Exercise inputs:

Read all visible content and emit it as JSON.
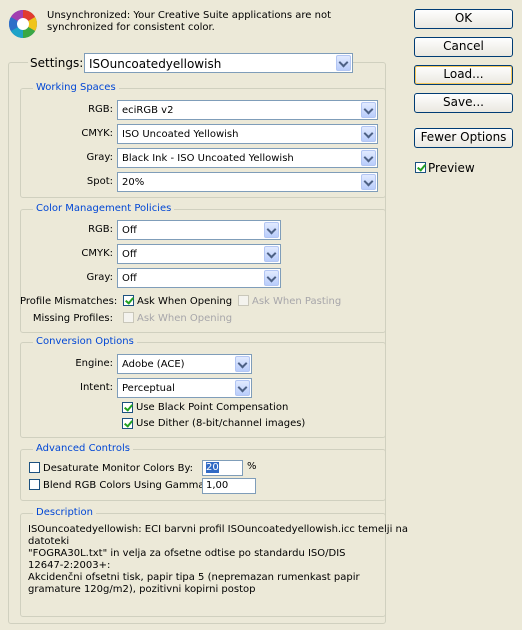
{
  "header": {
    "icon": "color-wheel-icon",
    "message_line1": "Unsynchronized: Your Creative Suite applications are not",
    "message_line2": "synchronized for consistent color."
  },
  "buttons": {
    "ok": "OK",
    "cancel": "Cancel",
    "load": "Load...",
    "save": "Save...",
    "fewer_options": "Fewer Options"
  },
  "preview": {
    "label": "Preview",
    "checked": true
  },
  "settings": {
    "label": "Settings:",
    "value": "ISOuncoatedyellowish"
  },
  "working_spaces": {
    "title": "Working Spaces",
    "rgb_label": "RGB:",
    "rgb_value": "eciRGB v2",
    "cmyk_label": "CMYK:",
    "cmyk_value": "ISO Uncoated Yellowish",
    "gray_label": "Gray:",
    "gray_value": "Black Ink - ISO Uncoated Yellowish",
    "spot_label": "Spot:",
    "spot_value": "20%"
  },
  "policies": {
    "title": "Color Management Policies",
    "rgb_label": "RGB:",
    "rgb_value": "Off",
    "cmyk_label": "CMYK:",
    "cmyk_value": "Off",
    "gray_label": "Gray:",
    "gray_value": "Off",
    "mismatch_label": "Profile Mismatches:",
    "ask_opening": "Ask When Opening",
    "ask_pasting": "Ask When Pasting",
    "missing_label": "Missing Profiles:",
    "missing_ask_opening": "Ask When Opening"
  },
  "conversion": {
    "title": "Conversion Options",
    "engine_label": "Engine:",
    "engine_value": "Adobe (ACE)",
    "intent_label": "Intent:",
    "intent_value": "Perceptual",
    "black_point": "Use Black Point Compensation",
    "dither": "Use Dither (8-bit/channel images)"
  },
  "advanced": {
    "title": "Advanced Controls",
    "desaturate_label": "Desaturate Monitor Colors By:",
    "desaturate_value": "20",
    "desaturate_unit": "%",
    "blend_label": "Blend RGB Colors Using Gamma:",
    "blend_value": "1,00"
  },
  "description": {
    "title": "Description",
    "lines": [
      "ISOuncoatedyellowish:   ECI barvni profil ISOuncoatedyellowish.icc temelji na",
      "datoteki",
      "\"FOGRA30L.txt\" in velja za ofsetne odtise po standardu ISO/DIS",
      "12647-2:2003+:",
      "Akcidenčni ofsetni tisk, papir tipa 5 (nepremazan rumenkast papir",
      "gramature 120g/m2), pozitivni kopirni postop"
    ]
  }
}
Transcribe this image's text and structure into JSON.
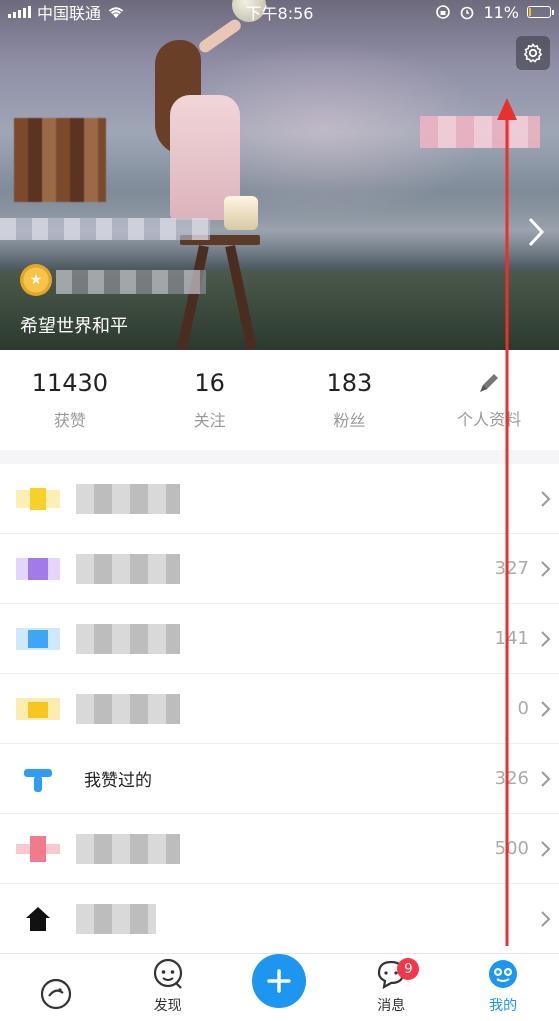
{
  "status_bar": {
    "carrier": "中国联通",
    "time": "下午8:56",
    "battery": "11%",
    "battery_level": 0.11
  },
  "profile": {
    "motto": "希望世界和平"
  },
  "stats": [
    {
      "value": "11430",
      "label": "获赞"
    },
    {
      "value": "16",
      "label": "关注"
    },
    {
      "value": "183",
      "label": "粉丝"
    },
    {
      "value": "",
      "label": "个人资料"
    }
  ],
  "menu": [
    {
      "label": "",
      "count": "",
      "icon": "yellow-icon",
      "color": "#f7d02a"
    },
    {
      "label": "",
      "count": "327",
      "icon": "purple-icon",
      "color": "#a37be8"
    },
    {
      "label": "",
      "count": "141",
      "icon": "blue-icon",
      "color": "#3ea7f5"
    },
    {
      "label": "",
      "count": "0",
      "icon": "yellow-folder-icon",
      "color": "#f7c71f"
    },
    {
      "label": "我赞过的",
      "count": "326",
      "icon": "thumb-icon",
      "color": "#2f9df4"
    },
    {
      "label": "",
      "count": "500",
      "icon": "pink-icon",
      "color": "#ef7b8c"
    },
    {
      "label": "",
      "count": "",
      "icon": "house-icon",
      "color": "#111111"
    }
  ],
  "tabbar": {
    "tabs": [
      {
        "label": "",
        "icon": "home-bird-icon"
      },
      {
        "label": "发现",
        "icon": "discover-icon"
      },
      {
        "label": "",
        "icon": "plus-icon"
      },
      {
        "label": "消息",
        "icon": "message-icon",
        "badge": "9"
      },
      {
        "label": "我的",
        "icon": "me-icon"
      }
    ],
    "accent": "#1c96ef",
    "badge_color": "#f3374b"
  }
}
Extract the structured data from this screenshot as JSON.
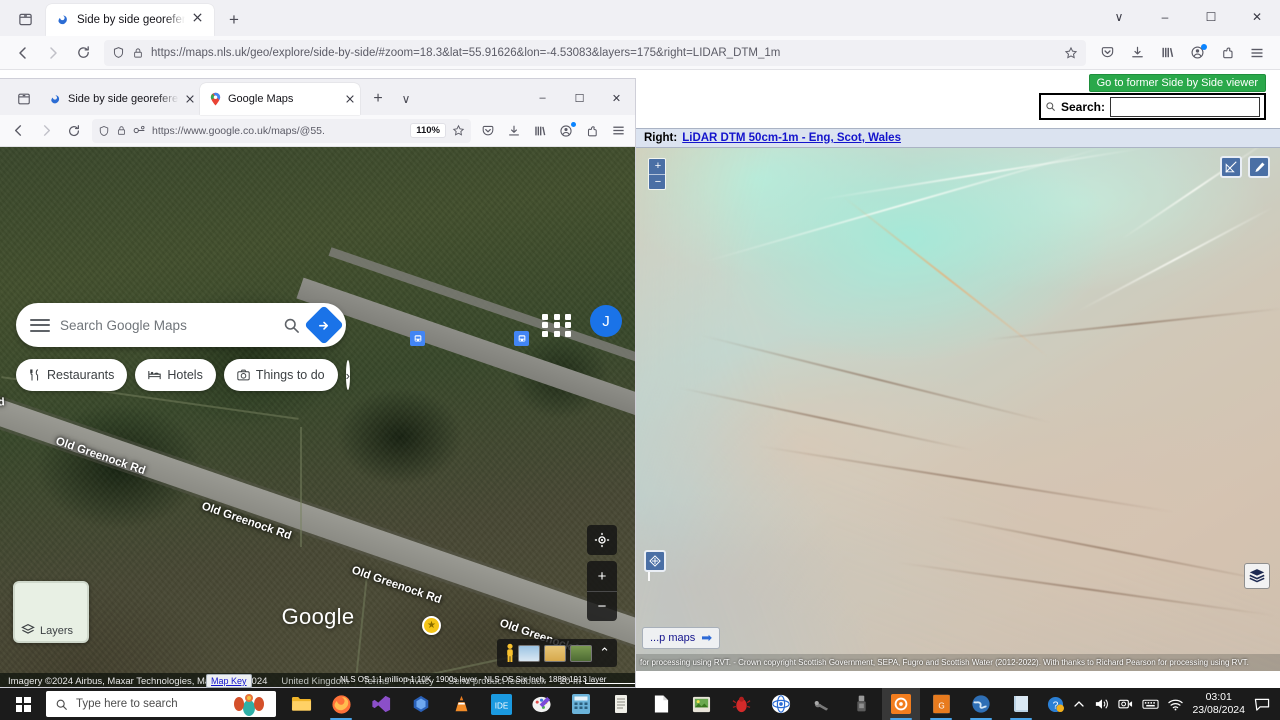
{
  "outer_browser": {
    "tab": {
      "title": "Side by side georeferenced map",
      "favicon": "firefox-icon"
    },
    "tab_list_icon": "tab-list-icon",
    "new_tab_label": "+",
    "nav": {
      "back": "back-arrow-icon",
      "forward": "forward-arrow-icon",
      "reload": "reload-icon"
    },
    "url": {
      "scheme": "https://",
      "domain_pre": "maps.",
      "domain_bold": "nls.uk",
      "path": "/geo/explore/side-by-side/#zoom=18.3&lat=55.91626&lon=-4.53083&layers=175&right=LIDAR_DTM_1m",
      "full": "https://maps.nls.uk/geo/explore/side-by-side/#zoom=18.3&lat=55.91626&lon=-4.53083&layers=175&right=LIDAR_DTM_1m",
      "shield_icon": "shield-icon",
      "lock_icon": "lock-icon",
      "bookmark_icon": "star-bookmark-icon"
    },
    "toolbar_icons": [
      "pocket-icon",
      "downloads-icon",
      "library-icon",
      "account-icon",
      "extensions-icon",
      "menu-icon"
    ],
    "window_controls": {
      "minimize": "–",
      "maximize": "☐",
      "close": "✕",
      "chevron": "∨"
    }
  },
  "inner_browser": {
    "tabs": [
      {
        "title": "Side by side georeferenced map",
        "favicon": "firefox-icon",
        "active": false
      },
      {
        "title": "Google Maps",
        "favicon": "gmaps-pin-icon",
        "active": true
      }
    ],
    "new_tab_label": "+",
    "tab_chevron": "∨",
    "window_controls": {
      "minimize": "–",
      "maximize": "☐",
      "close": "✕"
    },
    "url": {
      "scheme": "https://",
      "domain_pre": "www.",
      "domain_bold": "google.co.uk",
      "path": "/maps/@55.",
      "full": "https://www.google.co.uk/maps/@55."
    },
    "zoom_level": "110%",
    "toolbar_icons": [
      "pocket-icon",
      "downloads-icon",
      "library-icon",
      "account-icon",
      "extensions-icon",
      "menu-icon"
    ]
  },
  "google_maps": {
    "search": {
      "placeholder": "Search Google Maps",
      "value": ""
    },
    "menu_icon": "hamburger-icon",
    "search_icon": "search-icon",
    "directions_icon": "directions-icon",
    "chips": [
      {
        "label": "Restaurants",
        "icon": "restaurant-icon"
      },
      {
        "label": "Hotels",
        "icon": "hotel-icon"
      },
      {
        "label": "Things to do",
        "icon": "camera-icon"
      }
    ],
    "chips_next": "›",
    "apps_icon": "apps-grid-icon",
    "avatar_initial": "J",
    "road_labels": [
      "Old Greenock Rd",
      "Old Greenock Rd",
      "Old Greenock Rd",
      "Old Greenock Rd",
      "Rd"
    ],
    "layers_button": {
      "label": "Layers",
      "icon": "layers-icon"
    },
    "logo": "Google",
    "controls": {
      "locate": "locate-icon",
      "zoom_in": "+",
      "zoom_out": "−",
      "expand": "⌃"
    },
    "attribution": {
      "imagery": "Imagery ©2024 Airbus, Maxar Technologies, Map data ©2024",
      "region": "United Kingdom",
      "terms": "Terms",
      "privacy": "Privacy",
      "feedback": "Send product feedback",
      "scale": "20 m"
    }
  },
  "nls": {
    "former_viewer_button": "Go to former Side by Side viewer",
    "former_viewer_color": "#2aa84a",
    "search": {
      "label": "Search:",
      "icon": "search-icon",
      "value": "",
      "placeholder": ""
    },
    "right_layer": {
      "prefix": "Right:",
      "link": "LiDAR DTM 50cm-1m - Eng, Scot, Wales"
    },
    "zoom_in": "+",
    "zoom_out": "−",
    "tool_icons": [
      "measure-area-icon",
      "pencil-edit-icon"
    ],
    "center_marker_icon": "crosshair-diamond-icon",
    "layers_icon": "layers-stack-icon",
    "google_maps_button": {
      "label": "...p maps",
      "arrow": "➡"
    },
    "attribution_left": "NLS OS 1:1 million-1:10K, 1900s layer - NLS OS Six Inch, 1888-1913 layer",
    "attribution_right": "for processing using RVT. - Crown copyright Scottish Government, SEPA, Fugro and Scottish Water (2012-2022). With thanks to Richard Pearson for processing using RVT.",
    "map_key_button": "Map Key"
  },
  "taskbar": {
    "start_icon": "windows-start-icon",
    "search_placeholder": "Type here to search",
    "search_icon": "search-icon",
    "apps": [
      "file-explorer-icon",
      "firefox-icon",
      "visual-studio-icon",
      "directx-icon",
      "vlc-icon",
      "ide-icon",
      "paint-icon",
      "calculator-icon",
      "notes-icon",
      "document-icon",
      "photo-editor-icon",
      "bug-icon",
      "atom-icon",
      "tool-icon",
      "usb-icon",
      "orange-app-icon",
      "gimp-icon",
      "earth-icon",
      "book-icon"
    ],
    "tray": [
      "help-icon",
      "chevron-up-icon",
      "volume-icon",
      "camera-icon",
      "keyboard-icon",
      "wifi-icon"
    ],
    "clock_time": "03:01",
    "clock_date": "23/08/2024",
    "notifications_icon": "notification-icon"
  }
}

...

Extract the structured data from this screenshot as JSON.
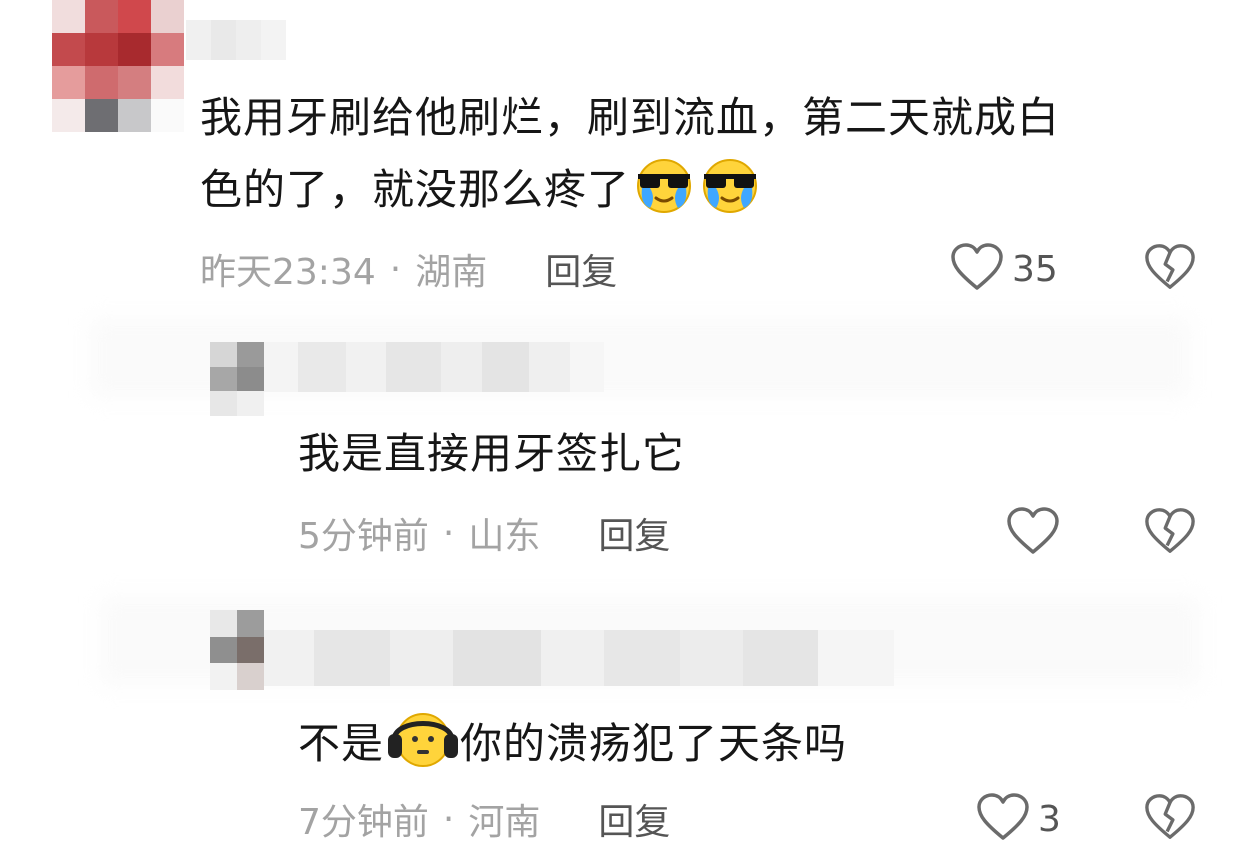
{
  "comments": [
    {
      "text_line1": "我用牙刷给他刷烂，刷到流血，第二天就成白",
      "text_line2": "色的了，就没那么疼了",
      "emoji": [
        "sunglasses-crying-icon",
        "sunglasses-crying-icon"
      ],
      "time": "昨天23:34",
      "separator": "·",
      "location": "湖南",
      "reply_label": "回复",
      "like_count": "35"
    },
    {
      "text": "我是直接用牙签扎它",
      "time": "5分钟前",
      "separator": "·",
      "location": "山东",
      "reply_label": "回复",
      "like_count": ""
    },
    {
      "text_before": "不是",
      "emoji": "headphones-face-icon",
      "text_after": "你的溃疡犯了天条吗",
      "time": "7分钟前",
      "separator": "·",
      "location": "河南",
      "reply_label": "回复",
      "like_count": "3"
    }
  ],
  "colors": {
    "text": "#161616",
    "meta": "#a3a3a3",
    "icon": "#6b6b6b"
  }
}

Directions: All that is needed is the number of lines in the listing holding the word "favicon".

Task response: 3